Similar to the experience of black Catholics in earlier times and places, who simply refused to leave what was theirs as a baptismal right and not accept “black Catholic churches” because they were unwelcome in sharing the same pews with whites, homosexual Catholics need to claim their rightful place by coming and claiming their rights. Again, this would be a gifted presence, since it will only be through experience with publicly out homosexual persons that prejudices and fears will be overcome, and more serious dialogue on the issues -- particularly those matters in which full integration is currently not possible -- can commence at the grassroots level, beyond the walls of the Vatican, episcopal conferences and academia. As Gumbleton noted, “It is clear that one of the most effective ways to break down fears and misconceptions about homosexual people is to put a human face on homosexuality.”
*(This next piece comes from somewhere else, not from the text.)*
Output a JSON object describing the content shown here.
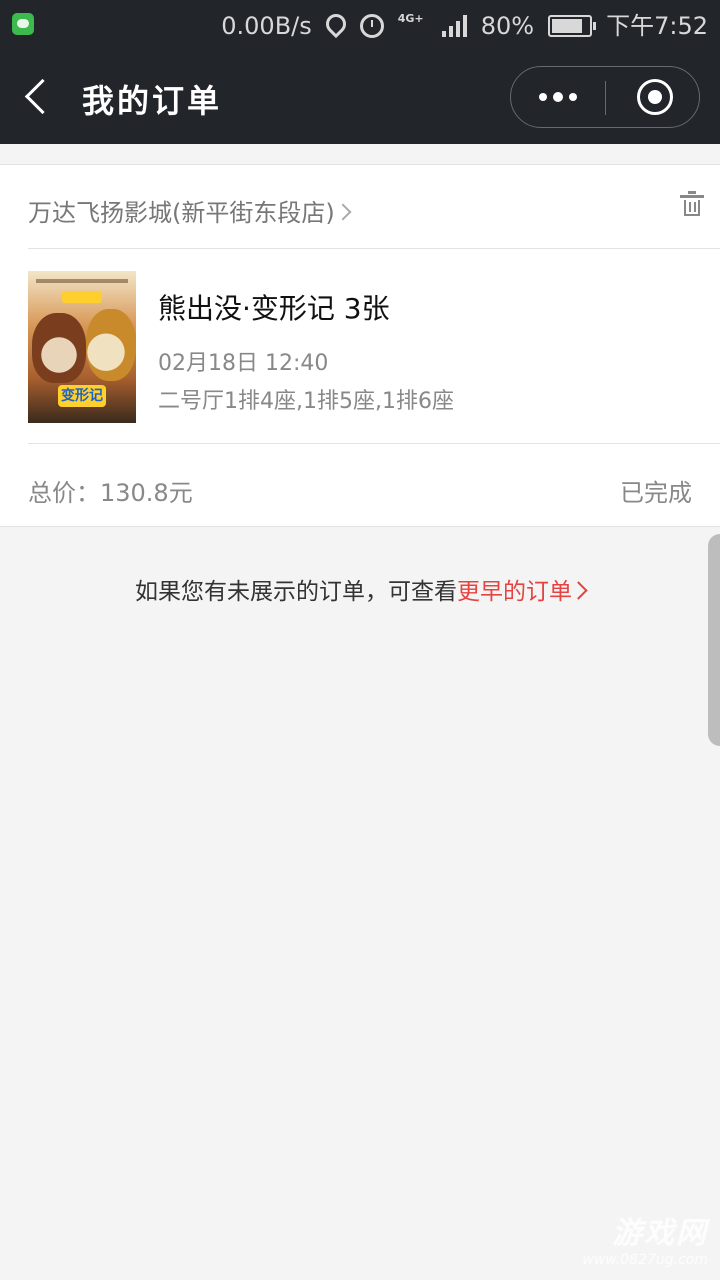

‘I am with you’

Personal knowledge about the issues, grounded in experience with known homosexuals, will be a crucial factor as our country moves forward in various legal initiatives to guarantee their full civil rights. These legislative initiatives take on a whole different meaning when one personally knows someone who will be affected by its passage or rejection. Just as we need publicly out gay and lesbian Catholics as role models in our schools, even more so we need publicly out gay and lesbian role models in our pulpits and our pews. Any member of the church, young or old, struggling with their sexual orientation, or clearly knowing his or her sexual orientation, will be enabled by their presence. This presence is also important to the parents and friends of homosexuals, many of whom live in hiding, receiving minimal support from anyone. To wit, showing up and participating is a way of publicly saying to all these persons, “I am with you in your struggle. I belong here and so do you.”

Let us not be naïve. No doubt, there will be the misinformed, bigoted or homophobic person in the pulpit or pew who will quote “chapter and verse” the current church’s teaching on conduct without the slightest mention regarding the role of an informed conscience or widely practiced pastoral norms. This factor will drive many away or back to separate churches or other liturgical settings.

That is why we need more of our leaders, both heterosexual and homosexual, to step up to the plate and stop looking backward but forward. By and large, I honestly do believe that the majority of our Catholic churchgoers are remarkably tolerant and accepting persons. Notwithstanding the poisonous fumes emanating in numerous instances from the pulpit and pews, success, as noted initially, will largely be achieved by showing up and letting the church know that publicly out gays and lesbians are here to stay. Woody was right. Without being there, homosexuals and the larger church community are both the losers.

Robert J. Comiskey holds a doctorate in religion and ethics and is a freelance writer living in Springfield, Va.

National Catholic Reporter, November 16, 2001